Body Fluids

Body fluids are the water inside your body. They have many jobs like helping your organs, muscles, skin, hair, and inside spaces stay wet. They also make joints move easily and help important parts like your brain and bones.

Body fluids can be split into two kinds: clear fluids and cloudy fluids. Clear fluids help keep your muscles, skin, hair, and sense areas like eyes, ears, mouth, and nose wet. Sweat and pee come from clear fluids. Cloudy fluids help important organs like your brain and bones, and also make joints move easily.

Making, moving, and getting rid of body fluids is a bit tricky. It works closely with your lungs, spleen, kidneys, stomach, small belly space, big belly space, and pee bag. An old health book says food goes into the stomach and turns into good energy. This energy goes to the spleen and then to the lungs. The lungs help send the water energy down to the pee bag. It means the water starts in your stomach and goes to different body parts.

When you eat, food goes through your small and big belly spaces. These spaces help suck up body fluids. The small belly space takes the clear fluids, and the big belly space deals with the cloudy fluids.

In simple words, making and moving body fluids is linked to your stomach and spleen. The lungs help spread fluids to wet your skin and hair, and change fluids into sweat and pee.

Your kidneys are super important for making and changing body fluids. All the other organs count on the kidneys to keep things warm and moving. This includes your stomach, spleen, and lungs. So, kidneys are like the water bosses in your body.

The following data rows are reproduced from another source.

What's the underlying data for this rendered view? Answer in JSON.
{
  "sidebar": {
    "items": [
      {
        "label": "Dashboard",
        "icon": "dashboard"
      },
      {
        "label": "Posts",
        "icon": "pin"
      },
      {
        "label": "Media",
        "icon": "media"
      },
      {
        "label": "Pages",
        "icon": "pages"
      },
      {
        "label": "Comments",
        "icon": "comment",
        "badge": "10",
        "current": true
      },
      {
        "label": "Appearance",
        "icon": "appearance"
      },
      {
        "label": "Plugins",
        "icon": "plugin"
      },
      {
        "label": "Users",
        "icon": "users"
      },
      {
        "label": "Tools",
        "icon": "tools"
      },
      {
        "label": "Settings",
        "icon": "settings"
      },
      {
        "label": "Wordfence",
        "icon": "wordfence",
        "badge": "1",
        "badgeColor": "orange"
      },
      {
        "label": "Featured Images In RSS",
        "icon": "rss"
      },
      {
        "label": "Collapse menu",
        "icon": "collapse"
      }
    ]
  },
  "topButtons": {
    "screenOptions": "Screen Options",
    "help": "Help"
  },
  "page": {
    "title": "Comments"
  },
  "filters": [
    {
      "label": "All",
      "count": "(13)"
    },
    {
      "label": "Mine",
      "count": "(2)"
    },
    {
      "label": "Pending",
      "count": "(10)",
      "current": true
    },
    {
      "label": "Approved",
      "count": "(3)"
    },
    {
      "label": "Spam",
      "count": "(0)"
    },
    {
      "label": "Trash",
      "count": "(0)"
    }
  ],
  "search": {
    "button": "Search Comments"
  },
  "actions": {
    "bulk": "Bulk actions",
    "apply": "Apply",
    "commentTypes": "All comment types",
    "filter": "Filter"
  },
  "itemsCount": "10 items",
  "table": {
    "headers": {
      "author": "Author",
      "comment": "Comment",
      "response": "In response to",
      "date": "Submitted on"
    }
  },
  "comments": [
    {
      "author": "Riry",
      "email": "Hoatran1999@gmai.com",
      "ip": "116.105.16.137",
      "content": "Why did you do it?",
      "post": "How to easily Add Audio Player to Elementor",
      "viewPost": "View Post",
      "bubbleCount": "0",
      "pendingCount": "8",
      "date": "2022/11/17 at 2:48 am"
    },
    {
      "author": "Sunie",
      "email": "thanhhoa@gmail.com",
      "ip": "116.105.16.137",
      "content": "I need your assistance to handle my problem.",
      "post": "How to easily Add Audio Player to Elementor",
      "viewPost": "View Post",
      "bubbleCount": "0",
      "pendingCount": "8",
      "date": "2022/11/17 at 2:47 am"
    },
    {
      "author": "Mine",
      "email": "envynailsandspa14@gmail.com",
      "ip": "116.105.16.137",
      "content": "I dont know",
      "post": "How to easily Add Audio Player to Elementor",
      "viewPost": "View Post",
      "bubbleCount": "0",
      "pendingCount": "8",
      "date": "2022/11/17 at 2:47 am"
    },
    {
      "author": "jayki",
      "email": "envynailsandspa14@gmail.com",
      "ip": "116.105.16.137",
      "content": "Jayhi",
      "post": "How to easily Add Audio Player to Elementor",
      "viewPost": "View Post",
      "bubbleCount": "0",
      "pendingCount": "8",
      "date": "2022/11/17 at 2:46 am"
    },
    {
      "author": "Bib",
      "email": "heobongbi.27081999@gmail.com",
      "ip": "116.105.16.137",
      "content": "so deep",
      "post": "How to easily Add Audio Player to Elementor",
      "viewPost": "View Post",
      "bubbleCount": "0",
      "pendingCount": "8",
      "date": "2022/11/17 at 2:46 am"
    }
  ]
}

Not having enough body fluids can be a problem. There are two main reasons for this. The first reason could be you're not drinking enough water, or the water isn't changing into body fluids. The second reason could be something "hot" in your body making you sweat too much or throw up.